But how can we move forward into fall when we continue to grieve the loss of so many aspects of our used-to-be “normal” life?
Like many of you, I thought this fall would usher in the return of normal work hours in offices and schools, eating in restaurants, gathering with friends and Bible study groups, and attending church together within the full community. But COVID-19. It feels like we’ve lost so much this year. And unfortunately, 2020 continues to rebuke our previous hopes and desires for “normal” as day after day we encounter challenges drenched in words we now loathe like unprecedented and pivot.
If I’m being honest, some days I want to cry out to Jesus, “Please, no more! I don’t want to lose anything else!” On hard days like this, I take comfort in these words written by someone who likely felt a lot of what we feel this year:
I am deprived of peace; I have forgotten what happiness is.
So I said, “My endurance has expired; I have lost all hope of deliverance from the Lord.”
I remember my affliction and my wandering, which is a bitter poison.
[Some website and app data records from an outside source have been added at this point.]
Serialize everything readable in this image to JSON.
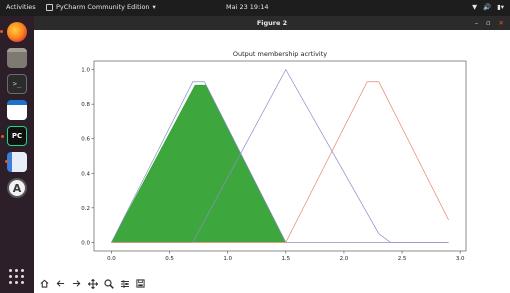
{
  "topbar": {
    "activities": "Activities",
    "app_name": "PyCharm Community Edition",
    "app_menu_arrow": "▾",
    "clock": "Mai 23  19:14",
    "tray_network": "▼",
    "tray_sound": "🔊",
    "tray_power": "▮▾"
  },
  "dock": {
    "items": [
      {
        "icon": "firefox-icon"
      },
      {
        "icon": "files-icon"
      },
      {
        "icon": "terminal-icon",
        "glyph": ">_"
      },
      {
        "icon": "libreoffice-writer-icon"
      },
      {
        "icon": "pycharm-icon",
        "glyph": "PC"
      },
      {
        "icon": "text-editor-icon"
      },
      {
        "icon": "software-center-icon",
        "glyph": "A"
      }
    ]
  },
  "window": {
    "title": "Figure 2",
    "controls": {
      "minimize": "–",
      "maximize": "▫",
      "close": "✕"
    }
  },
  "toolbar": {
    "tools": [
      "home-icon",
      "back-arrow-icon",
      "forward-arrow-icon",
      "pan-icon",
      "zoom-icon",
      "subplot-config-icon",
      "save-icon"
    ]
  },
  "colors": {
    "blue_series": "#8a8fc9",
    "orange_series": "#e8876b",
    "green_fill": "#2ca02c",
    "dock_bg": "#2c1f2a",
    "topbar_bg": "#1d1d1d",
    "accent": "#e95420"
  },
  "chart_data": {
    "type": "line",
    "title": "Output membership acrtivity",
    "xlabel": "",
    "ylabel": "",
    "xlim": [
      -0.15,
      3.05
    ],
    "ylim": [
      -0.05,
      1.05
    ],
    "xticks": [
      "0.0",
      "0.5",
      "1.0",
      "1.5",
      "2.0",
      "2.5",
      "3.0"
    ],
    "yticks": [
      "0.0",
      "0.2",
      "0.4",
      "0.6",
      "0.8",
      "1.0"
    ],
    "grid": false,
    "series": [
      {
        "color": "#8a8fc9",
        "x": [
          0.0,
          0.7,
          0.8,
          1.5,
          2.9
        ],
        "y": [
          0.0,
          0.93,
          0.93,
          0.0,
          0.0
        ]
      },
      {
        "color": "#8a8fc9",
        "x": [
          0.0,
          0.7,
          1.5,
          2.3,
          2.4,
          2.9
        ],
        "y": [
          0.0,
          0.0,
          1.0,
          0.05,
          0.0,
          0.0
        ]
      },
      {
        "color": "#e8876b",
        "x": [
          0.0,
          1.5,
          2.2,
          2.3,
          2.9
        ],
        "y": [
          0.0,
          0.0,
          0.93,
          0.93,
          0.13
        ]
      }
    ],
    "fill": {
      "color": "#2ca02c",
      "x": [
        0.0,
        0.72,
        0.81,
        1.5
      ],
      "y": [
        0.0,
        0.91,
        0.91,
        0.0
      ]
    }
  }
}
I continually think about this, and I am depressed. But this I call to mind; therefore I have hope: The Lord’s great love never ceases; his compassions never end. They are fresh every morning; great is your faithfulness!
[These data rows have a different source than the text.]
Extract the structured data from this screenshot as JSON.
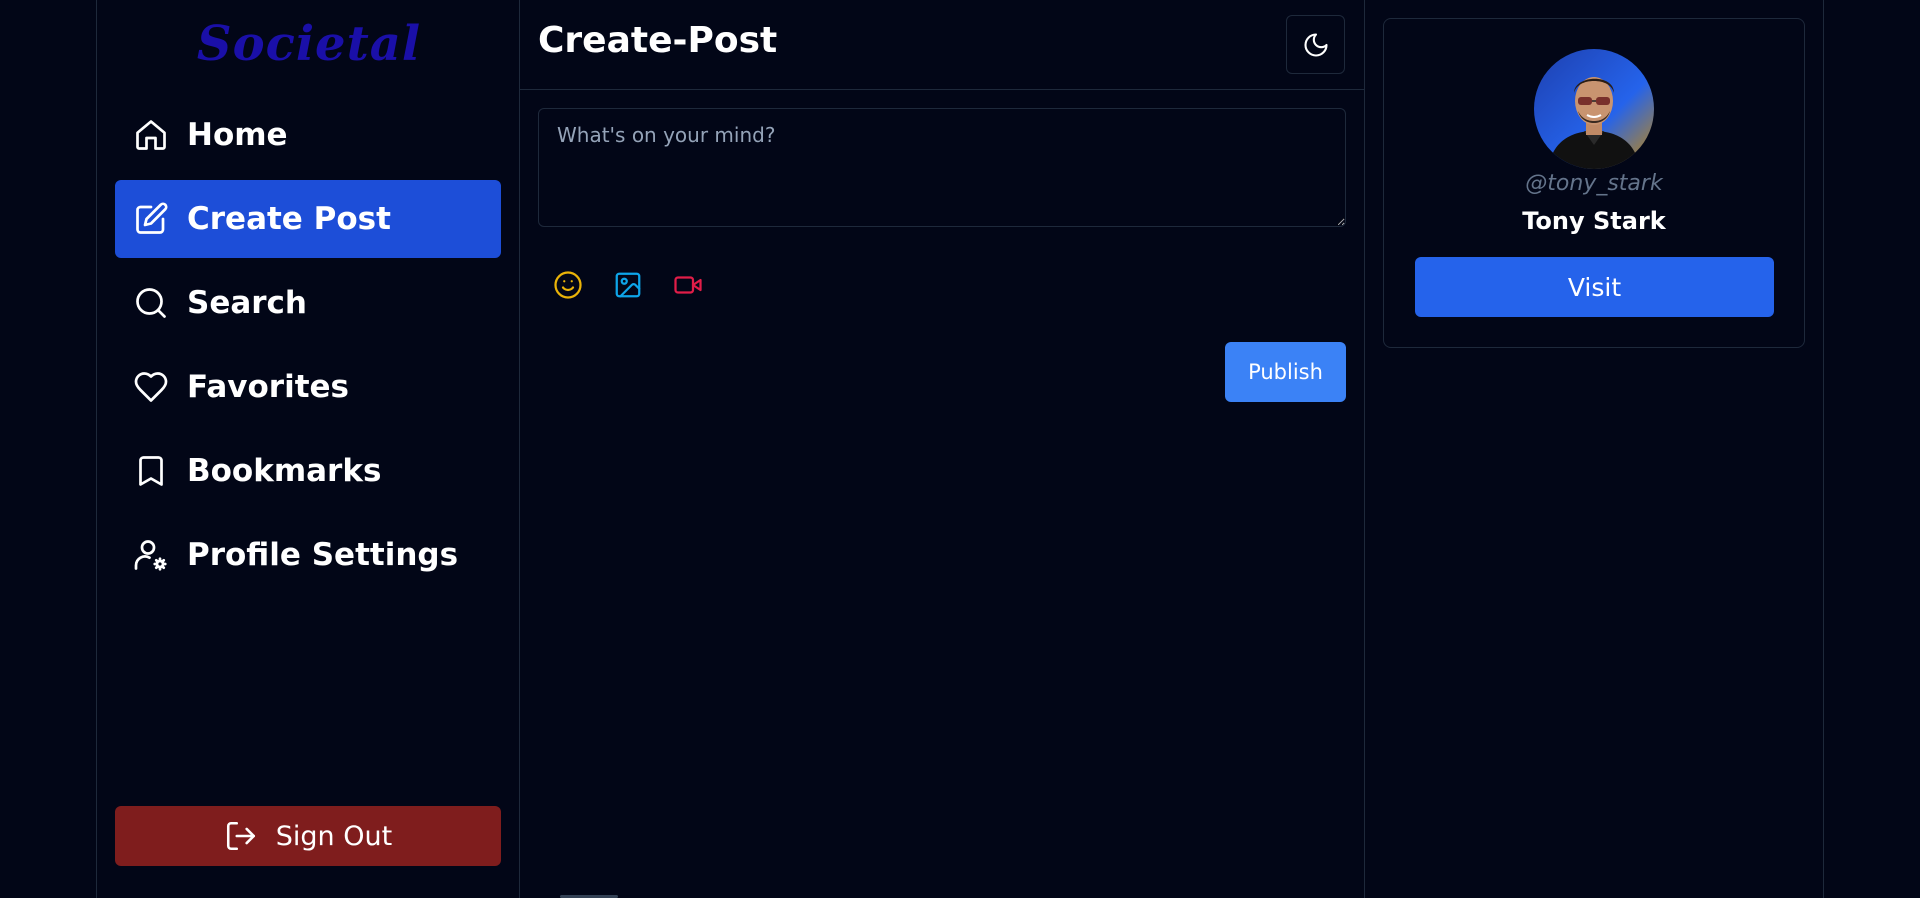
{
  "app": {
    "logo": "Societal"
  },
  "sidebar": {
    "items": [
      {
        "label": "Home",
        "icon": "home-icon",
        "active": false
      },
      {
        "label": "Create Post",
        "icon": "edit-icon",
        "active": true
      },
      {
        "label": "Search",
        "icon": "search-icon",
        "active": false
      },
      {
        "label": "Favorites",
        "icon": "heart-icon",
        "active": false
      },
      {
        "label": "Bookmarks",
        "icon": "bookmark-icon",
        "active": false
      },
      {
        "label": "Profile Settings",
        "icon": "user-gear-icon",
        "active": false
      }
    ],
    "signout": {
      "label": "Sign Out",
      "icon": "logout-icon"
    }
  },
  "main": {
    "title": "Create-Post",
    "theme_toggle_icon": "moon-icon",
    "composer": {
      "placeholder": "What's on your mind?",
      "value": "",
      "media_buttons": [
        {
          "icon": "emoji-icon",
          "color": "#eab308"
        },
        {
          "icon": "image-icon",
          "color": "#0ea5e9"
        },
        {
          "icon": "video-icon",
          "color": "#e11d48"
        }
      ]
    },
    "publish_label": "Publish"
  },
  "profile_card": {
    "handle": "@tony_stark",
    "name": "Tony Stark",
    "visit_label": "Visit"
  },
  "colors": {
    "background": "#020617",
    "logo": "#1a0fa8",
    "active_nav": "#1d4ed8",
    "signout": "#7f1d1d",
    "publish": "#3b82f6",
    "visit": "#2563eb",
    "border": "#1e293b"
  }
}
“My portion is the Lord,” I have said to myself, so I will put my hope in him. The Lord is good to those who trust in him, to the one who seeks him. It is good to wait patiently for deliverance from the Lord.
No matter our circumstances today, no matter how dire and desperate our tomorrows become, we can always find hope in Jesus. He remains victorious and we share in his victory today (and always) as we dwell with him.
So back to the original question: How can we move forward when we continue to grieve the loss of so many aspects of our used-to-be “normal” life? And how do we share in Christ’s victory and find strength in his presence today? One way is to connect with him in prayer––moment by moment and day by day. We don’t have to create eloquent, longwinded prayers. Short prayers help usher in power and peace. In my April blog, I shared some short prayers to aid in times of fear, doubt, and anxiety:
- Holy Spirit, I am weak; you are strong; be strong in me.
- Holy Spirit, I am afraid (full of anxiety, struggling with depression); you are my confidence; be courage in me.
- Holy Spirit, I can’t understand what’s going on and I’m frozen in place; you are my Shepherd; lead me step-by-step through this dark valley.
- Holy Spirit, I don’t know what to say to others who are hurting; you are the Author of all life; give me the words and speak through me.
As this year of turmoil and forced isolation continues, I added two more to my list:
- Jesus, I can’t do this; you can; do it through me.
- Jesus, I need joy; you are joy; be joy in and through me.
Friends, wherever you find yourself in this season, Jesus invites you to live into the peace and power of his resurrection life. Accept his invitation. Turn from the brokenness of this world and seek the hope and assurance of his everlasting presence. He stands with you in all things. So regardless of yesterday’s trials, you and I can choose to sing today: Great is your faithfulness, morning by morning new mercies I see!
May we focus on the hope of new mercies today.